The Upside of Ticking a Box

by Julie Graber | on 17 Mar 2020

Another day, another article finding fault with efforts to encourage greater diversity on boards and in the workplace. This recent one, The problem with diversity targets in the workplace, trots out the same old excuse - that targets, quotas, or requirements reduce diversity initiatives to ticking the box to fulfill the requirement. And we all know what that means: unqualified diversity hires. (Cue the scary music.)

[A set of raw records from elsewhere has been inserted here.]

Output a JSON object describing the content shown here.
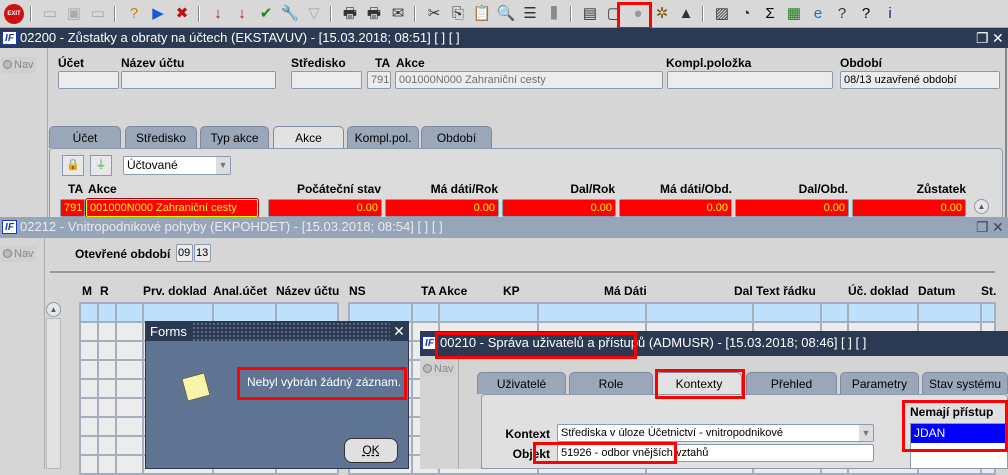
{
  "toolbar": {
    "icons": [
      "exit-icon",
      "sep",
      "insert-record-icon",
      "duplicate-record-icon",
      "delete-record-icon",
      "sep",
      "enter-query-icon",
      "execute-query-icon",
      "cancel-query-icon",
      "sep",
      "sort-ascending-icon",
      "sort-descending-icon",
      "commit-check-icon",
      "tools-wrench-icon",
      "filter-icon",
      "sep",
      "print-icon",
      "print-setup-icon",
      "mail-icon",
      "sep",
      "cut-icon",
      "copy-icon",
      "paste-icon",
      "search-zoom-icon",
      "indent-icon",
      "columns-icon",
      "sep",
      "export-form-icon",
      "document-icon",
      "globe-icon",
      "ship-wheel-icon",
      "home-alert-icon",
      "sep",
      "chart-icon",
      "clock-icon",
      "sum-icon",
      "excel-icon",
      "ie-browser-icon",
      "help-book-icon",
      "help-icon",
      "info-icon"
    ],
    "exit_label": "EXIT"
  },
  "win1": {
    "title": "02200 - Zůstatky a obraty na účtech (EKSTAVUV) - [15.03.2018; 08:51]  [ ]  [ ]",
    "logo": "IF",
    "nav": "Nav",
    "labels": {
      "ucet": "Účet",
      "nazev": "Název účtu",
      "stredisko": "Středisko",
      "ta": "TA",
      "akce": "Akce",
      "kompl": "Kompl.položka",
      "obdobi": "Období"
    },
    "values": {
      "ucet": "",
      "nazev": "",
      "stredisko": "",
      "ta": "791",
      "akce": "001000N000 Zahraniční cesty",
      "kompl": "",
      "obdobi": "08/13 uzavřené období"
    },
    "tabs": [
      "Účet",
      "Středisko",
      "Typ akce",
      "Akce",
      "Kompl.pol.",
      "Období"
    ],
    "active_tab": "Akce",
    "filter_select": "Účtované",
    "grid_headers": {
      "ta": "TA",
      "akce": "Akce",
      "poc": "Počáteční stav",
      "mdrok": "Má dáti/Rok",
      "dalrok": "Dal/Rok",
      "mdobd": "Má dáti/Obd.",
      "dalobd": "Dal/Obd.",
      "zust": "Zůstatek"
    },
    "row": {
      "ta": "791",
      "akce": "001000N000 Zahraniční cesty",
      "poc": "0.00",
      "mdrok": "0.00",
      "dalrok": "0.00",
      "mdobd": "0.00",
      "dalobd": "0.00",
      "zust": "0.00"
    }
  },
  "win2": {
    "title": "02212 - Vnitropodnikové pohyby (EKPOHDET) - [15.03.2018; 08:54]  [ ]  [ ]",
    "logo": "IF",
    "nav": "Nav",
    "period_label": "Otevřené období",
    "period_from": "09",
    "period_to": "13",
    "headers": {
      "m": "M",
      "r": "R",
      "prv": "Prv. doklad",
      "anal": "Anal.účet",
      "nazev": "Název účtu",
      "ns": "NS",
      "taakce": "TA Akce",
      "kp": "KP",
      "madati": "Má Dáti",
      "daltext": "Dal Text řádku",
      "ucdoklad": "Úč. doklad",
      "datum": "Datum",
      "st": "St."
    }
  },
  "dialog": {
    "title": "Forms",
    "message": "Nebyl vybrán žádný záznam.",
    "ok": "OK"
  },
  "win3": {
    "title": "00210 - Správa uživatelů a přístupů (ADMUSR) - [15.03.2018; 08:46]  [ ]  [ ]",
    "logo": "IF",
    "nav": "Nav",
    "tabs": [
      "Uživatelé",
      "Role",
      "Kontexty",
      "Přehled",
      "Parametry",
      "Stav systému"
    ],
    "active_tab": "Kontexty",
    "kontext_label": "Kontext",
    "kontext_value": "Střediska v úloze Účetnictví - vnitropodnikové",
    "objekt_label": "Objekt",
    "objekt_value": "51926 - odbor vnějších vztahů",
    "no_access_label": "Nemají přístup",
    "no_access_items": [
      "JDAN"
    ]
  },
  "colors": {
    "highlight": "#ff0000",
    "selected": "#0000ff",
    "title_active": "#2b3a52",
    "title_inactive": "#97a5b8"
  }
}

The problem is that we’ve done all that we should have to change attitudes toward the need for diversity. We’ve run the numbers, we’ve done the research, we’ve documented the business case, and we’ve made it easier to find diverse candidates (in case they can’t find any), and the numbers have barely budged. Just last week, as mentioned in the article, the UNDP released findings from a study that showed that in spite of all of the efforts to change people’s attitudes towards women, “close to 90 percent of men and women hold some sort of bias against women.” Half of men and women still believe men make better political leaders, and while in the minority, 40% still believe that men are better business leaders.

Fortunately, there are two ways to work this equation. Social psychology tells us that if efforts to change attitudes haven’t resulted in changes in behavior, then changes in behavior can often lead to changes in attitude. So yes, we’re going to make you tick the box until you believe deep in your heart that we need diversity at the table, until you have internalized a commitment to diversity to the point that your behavior reflects that value, attitude, and belief. 

General Patton was reportedly asked how he ‘wins hearts and minds.’ His answer: 

“Grab them by the balls and their hearts and minds will follow.”

Diversity targets, requirement, and quotas are simply efforts to change attitudes by requiring a change in behavior (the grab). It may start with ticking a box, but if made to do it often enough, hopefully it will create a change in attitudes that will ultimately be reflected in the organization's DNA.  

Frankly I would have thought a company named after “walk the talk and talk the walk” would have understood this how this strategy works.

Tags:  By The NumbersIn the News